## What you have to do
Where does "Browse" appear in the data? Return each line that holds it.

Items from an interface collection

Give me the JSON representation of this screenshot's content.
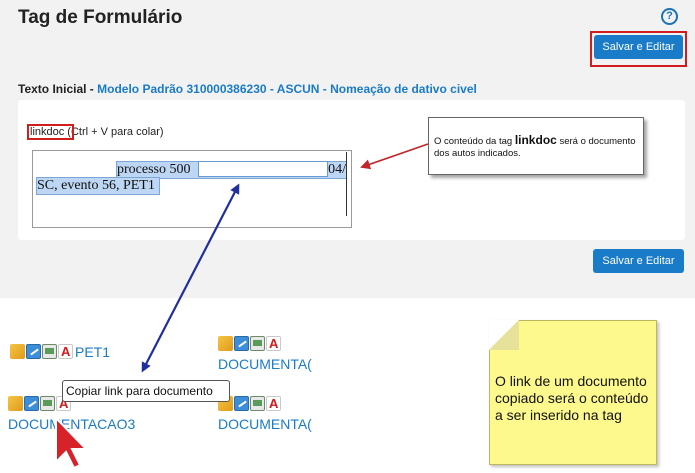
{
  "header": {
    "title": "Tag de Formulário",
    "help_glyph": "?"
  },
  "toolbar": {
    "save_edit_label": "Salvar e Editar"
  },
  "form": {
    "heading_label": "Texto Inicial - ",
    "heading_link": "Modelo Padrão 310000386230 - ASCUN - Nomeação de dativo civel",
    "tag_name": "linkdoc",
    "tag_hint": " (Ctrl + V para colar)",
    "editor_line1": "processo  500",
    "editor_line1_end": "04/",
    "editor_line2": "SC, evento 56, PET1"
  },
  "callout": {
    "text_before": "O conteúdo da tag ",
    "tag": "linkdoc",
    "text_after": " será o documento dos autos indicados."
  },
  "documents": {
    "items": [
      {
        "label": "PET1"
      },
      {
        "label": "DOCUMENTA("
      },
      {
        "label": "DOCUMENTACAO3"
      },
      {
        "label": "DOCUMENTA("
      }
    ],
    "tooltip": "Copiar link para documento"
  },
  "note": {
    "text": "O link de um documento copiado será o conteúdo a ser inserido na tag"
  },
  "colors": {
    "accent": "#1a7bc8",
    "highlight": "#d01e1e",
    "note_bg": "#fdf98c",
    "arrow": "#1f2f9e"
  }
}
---
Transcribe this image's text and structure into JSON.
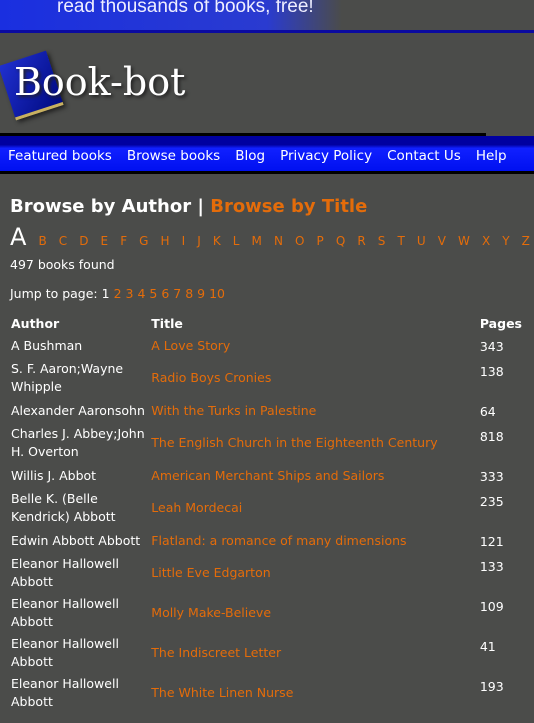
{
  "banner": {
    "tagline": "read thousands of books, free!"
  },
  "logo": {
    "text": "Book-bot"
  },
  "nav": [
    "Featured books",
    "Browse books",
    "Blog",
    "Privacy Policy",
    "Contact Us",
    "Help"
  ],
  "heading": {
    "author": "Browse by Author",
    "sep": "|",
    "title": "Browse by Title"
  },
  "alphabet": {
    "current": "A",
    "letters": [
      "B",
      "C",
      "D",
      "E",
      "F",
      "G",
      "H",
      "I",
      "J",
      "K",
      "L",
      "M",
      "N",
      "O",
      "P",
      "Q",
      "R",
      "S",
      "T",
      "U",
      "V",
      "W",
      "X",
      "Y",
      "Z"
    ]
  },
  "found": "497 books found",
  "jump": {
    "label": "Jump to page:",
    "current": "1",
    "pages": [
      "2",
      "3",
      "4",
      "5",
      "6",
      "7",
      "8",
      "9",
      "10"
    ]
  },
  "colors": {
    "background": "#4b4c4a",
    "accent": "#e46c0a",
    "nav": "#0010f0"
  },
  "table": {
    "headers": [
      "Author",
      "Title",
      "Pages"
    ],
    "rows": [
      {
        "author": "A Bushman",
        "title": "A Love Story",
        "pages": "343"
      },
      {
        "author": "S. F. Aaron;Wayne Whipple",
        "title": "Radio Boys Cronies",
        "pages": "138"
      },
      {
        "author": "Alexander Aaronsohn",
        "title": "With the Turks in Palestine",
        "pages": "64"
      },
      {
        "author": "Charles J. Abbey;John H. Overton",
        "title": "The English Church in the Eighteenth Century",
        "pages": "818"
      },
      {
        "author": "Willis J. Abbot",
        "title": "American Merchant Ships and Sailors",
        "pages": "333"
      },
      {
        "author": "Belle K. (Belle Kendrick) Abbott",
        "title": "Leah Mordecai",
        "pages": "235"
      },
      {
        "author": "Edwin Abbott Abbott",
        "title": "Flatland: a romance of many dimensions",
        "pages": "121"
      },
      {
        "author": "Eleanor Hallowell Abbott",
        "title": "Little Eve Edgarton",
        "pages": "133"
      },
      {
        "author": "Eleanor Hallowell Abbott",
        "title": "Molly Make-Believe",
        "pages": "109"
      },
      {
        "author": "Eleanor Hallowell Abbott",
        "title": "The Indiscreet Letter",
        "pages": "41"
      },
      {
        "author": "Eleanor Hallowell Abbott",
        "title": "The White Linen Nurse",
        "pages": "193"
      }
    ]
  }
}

## Response
    "Browse books",
    "author": "Browse by Author",
    "title": "Browse by Title"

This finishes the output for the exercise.